**The problem:**
Could you return every line of the material that contains the word "Ласковый"?

━━━━━━━━━━━━━━━━

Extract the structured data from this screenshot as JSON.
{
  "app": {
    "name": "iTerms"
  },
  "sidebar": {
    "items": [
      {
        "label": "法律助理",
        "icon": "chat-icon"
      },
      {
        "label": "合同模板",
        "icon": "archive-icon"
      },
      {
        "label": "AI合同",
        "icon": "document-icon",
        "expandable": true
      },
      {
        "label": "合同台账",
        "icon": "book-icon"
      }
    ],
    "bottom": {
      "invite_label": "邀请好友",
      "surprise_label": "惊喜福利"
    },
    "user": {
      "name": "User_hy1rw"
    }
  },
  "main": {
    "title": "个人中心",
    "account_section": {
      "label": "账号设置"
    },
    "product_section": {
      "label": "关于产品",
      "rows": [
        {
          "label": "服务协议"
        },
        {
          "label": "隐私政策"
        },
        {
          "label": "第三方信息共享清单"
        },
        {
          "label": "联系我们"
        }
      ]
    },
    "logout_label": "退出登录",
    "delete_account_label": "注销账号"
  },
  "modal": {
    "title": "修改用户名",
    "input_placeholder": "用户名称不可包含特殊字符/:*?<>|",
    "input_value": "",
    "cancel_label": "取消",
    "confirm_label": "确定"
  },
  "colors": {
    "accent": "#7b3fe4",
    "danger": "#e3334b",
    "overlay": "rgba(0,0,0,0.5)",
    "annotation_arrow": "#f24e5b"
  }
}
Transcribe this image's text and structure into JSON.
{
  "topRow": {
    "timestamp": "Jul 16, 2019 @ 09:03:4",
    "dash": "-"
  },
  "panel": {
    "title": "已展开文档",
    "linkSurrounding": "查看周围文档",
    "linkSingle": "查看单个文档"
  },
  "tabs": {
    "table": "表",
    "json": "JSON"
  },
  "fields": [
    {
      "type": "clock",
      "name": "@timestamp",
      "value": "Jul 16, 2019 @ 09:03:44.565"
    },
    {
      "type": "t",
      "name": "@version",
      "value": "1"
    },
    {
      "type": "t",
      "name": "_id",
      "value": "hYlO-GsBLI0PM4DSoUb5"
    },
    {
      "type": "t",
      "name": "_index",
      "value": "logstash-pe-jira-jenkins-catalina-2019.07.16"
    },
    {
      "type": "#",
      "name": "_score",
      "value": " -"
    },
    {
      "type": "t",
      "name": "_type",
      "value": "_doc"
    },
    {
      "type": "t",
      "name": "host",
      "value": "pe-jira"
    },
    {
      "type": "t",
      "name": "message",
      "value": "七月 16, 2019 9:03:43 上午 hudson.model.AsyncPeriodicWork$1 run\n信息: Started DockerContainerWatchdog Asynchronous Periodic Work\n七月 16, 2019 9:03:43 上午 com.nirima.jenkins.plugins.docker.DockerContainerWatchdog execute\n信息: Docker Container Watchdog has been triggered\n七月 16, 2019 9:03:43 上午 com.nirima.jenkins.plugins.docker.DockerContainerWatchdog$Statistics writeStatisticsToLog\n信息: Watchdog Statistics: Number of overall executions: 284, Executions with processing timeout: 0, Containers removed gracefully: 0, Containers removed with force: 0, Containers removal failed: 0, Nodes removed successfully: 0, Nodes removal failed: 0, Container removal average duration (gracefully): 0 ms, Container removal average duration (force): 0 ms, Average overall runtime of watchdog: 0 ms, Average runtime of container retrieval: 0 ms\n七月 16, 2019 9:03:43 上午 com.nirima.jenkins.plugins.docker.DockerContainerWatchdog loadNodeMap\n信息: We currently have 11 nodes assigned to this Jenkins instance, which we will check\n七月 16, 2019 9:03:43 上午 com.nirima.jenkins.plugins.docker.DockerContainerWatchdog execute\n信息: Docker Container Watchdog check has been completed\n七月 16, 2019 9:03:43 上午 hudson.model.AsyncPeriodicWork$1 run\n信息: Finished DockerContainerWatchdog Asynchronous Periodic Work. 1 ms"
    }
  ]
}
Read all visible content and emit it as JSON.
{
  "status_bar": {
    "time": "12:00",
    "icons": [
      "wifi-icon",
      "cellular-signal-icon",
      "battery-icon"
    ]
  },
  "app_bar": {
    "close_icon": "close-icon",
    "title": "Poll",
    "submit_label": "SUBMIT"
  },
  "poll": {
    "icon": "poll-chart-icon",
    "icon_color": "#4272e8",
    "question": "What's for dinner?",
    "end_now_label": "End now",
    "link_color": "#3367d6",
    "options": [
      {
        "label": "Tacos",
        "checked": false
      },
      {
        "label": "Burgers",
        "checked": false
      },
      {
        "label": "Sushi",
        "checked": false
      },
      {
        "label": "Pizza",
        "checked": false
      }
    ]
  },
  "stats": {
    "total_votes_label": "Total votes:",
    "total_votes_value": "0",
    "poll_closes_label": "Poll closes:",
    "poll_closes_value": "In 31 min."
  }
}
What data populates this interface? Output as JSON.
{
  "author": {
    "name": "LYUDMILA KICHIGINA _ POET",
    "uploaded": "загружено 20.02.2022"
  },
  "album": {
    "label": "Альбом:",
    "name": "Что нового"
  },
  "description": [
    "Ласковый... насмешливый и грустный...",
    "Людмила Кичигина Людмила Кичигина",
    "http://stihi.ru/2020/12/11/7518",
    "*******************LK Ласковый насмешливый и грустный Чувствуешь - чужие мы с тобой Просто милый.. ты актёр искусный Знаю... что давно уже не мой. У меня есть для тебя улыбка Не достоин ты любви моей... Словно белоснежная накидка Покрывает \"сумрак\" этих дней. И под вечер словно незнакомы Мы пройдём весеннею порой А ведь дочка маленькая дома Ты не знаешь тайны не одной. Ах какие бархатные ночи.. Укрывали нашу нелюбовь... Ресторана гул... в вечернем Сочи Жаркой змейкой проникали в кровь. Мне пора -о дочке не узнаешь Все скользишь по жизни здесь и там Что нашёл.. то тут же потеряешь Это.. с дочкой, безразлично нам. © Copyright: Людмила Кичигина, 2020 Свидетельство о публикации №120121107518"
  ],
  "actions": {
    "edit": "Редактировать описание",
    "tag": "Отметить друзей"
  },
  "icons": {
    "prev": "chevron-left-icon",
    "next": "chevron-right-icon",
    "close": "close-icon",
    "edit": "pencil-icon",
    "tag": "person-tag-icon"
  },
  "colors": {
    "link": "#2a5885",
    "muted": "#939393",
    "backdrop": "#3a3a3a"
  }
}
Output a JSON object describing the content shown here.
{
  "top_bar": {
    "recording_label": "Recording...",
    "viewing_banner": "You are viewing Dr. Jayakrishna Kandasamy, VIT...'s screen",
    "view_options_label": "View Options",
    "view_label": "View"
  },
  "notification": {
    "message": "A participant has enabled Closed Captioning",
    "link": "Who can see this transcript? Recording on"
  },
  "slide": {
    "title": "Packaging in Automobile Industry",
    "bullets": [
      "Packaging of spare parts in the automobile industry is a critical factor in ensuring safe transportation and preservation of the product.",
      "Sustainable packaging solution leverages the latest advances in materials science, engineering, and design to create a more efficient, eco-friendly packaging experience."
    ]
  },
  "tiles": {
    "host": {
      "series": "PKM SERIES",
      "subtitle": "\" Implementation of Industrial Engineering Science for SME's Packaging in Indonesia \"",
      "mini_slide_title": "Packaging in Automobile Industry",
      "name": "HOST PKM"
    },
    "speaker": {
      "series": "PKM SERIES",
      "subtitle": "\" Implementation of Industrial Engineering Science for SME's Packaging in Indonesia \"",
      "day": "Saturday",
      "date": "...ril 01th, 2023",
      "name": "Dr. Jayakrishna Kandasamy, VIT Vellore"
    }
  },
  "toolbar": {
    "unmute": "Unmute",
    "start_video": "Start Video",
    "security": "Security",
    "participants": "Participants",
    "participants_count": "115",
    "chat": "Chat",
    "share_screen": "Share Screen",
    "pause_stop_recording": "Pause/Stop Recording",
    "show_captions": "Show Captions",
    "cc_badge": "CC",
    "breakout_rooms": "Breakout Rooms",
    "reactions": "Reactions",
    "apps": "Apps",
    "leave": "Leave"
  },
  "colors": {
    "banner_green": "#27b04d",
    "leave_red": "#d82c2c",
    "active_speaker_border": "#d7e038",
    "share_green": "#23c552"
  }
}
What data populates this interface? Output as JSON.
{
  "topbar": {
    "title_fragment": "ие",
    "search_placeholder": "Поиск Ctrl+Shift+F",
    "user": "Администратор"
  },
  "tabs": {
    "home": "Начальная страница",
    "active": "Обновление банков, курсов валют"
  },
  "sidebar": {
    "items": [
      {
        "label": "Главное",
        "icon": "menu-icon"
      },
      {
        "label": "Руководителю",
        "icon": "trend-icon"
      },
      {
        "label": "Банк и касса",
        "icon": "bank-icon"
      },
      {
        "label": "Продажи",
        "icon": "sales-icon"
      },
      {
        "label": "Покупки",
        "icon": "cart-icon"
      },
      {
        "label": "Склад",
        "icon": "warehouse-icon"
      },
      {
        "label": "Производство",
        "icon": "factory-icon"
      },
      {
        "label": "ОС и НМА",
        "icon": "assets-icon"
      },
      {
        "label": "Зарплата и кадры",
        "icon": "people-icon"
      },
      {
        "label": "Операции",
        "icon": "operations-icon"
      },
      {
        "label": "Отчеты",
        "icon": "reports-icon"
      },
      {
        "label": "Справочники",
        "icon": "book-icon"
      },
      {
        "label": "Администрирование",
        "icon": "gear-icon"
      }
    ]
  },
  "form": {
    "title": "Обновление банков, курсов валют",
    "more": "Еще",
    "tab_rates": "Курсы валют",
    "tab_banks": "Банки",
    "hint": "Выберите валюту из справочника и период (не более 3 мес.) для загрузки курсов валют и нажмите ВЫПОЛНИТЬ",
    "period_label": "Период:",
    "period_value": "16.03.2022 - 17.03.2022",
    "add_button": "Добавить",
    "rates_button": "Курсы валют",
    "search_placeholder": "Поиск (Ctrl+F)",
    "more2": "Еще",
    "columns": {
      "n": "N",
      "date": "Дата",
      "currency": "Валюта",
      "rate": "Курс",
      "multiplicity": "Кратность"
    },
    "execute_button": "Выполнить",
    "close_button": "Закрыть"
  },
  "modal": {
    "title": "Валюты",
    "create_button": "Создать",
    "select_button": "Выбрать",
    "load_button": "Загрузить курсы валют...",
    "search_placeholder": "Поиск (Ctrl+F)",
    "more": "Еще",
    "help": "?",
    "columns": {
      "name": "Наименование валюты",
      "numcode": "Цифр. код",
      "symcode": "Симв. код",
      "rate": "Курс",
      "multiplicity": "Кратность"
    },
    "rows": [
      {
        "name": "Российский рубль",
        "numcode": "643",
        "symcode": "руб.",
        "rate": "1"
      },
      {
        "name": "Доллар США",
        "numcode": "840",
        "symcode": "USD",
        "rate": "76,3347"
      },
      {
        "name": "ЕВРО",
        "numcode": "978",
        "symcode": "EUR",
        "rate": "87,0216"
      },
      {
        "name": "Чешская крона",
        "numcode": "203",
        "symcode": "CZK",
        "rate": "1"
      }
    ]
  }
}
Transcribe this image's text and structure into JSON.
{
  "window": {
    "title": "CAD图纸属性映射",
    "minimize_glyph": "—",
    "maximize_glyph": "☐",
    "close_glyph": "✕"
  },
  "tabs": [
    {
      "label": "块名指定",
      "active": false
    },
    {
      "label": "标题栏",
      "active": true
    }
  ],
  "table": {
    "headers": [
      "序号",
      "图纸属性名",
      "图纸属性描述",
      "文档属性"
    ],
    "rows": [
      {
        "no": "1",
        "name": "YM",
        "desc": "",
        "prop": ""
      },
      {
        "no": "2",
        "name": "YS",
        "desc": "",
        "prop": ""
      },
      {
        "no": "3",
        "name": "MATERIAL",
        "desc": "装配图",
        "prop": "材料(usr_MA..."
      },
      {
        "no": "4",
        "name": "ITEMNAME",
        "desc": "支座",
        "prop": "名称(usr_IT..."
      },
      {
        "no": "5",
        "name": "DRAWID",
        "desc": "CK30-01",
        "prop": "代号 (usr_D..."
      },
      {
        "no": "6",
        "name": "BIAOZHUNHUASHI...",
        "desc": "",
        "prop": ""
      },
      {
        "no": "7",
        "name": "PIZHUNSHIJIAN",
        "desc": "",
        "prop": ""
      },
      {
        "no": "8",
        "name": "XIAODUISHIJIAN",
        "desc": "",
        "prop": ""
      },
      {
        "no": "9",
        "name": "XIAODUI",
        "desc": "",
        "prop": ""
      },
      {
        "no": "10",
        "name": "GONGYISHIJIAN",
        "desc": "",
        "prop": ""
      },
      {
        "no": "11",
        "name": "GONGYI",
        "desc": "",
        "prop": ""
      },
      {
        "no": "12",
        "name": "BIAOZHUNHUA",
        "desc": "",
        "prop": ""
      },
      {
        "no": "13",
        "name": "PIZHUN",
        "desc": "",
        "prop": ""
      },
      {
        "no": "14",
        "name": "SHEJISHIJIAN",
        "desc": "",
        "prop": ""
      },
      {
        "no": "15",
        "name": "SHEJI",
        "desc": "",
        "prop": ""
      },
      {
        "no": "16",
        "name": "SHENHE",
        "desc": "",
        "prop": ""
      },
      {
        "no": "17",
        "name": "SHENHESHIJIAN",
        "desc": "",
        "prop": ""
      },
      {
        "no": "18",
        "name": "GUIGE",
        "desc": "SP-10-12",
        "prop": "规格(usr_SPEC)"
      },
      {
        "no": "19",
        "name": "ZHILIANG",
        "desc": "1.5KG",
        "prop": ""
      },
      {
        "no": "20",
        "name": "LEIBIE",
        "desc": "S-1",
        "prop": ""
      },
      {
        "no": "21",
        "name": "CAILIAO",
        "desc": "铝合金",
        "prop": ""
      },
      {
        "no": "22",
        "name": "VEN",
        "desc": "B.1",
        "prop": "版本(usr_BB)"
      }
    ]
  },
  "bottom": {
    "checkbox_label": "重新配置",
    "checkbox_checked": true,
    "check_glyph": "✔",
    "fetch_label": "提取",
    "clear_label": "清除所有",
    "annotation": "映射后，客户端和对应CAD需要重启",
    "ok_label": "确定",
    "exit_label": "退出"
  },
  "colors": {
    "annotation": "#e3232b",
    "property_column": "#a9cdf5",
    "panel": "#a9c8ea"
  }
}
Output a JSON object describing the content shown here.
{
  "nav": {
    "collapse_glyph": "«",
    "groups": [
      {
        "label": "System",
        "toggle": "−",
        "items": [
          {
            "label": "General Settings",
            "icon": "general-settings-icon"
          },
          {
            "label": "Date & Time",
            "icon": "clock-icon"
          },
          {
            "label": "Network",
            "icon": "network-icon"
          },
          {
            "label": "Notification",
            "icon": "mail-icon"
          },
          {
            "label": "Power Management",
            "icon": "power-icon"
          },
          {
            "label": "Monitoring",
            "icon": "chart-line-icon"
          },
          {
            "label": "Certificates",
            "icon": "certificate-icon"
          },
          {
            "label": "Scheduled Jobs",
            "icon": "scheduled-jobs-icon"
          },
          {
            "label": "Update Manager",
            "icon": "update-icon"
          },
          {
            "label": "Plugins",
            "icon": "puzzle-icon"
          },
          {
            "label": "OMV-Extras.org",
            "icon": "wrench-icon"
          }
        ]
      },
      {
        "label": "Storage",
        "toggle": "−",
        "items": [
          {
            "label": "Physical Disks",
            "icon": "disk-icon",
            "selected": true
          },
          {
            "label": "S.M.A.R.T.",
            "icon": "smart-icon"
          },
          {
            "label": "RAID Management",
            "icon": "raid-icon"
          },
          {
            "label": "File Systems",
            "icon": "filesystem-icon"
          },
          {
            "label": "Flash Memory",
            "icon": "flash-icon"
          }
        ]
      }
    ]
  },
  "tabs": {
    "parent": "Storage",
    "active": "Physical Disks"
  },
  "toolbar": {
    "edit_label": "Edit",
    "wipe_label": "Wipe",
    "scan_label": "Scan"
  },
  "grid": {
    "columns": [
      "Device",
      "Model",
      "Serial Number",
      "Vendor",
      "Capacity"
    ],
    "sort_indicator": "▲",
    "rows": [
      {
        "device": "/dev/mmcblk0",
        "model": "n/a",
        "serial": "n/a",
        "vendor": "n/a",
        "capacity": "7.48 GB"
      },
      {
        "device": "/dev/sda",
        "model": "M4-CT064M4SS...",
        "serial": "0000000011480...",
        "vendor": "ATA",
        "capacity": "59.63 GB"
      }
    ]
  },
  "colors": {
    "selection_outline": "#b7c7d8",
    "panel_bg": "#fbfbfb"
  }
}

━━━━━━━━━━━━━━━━

**Response to this task:**
    "Ласковый... насмешливый и грустный...",
    "*******************LK Ласковый насмешливый и грустный Чувствуешь - чужие мы с тобой Просто милый.. ты актёр искусный Знаю... что давно уже не мой. У меня есть для тебя улыбка Не достоин ты любви моей... Словно белоснежная накидка Покрывает \"сумрак\" этих дней. И под вечер словно незнакомы Мы пройдём весеннею порой А ведь дочка маленькая дома Ты не знаешь тайны не одной. Ах какие бархатные ночи.. Укрывали нашу нелюбовь... Ресторана гул... в вечернем Сочи Жаркой змейкой проникали в кровь. Мне пора -о дочке не узнаешь Все скользишь по жизни здесь и там Что нашёл.. то тут же потеряешь Это.. с дочкой, безразлично нам. © Copyright: Людмила Кичигина, 2020 Свидетельство о публикации №120121107518"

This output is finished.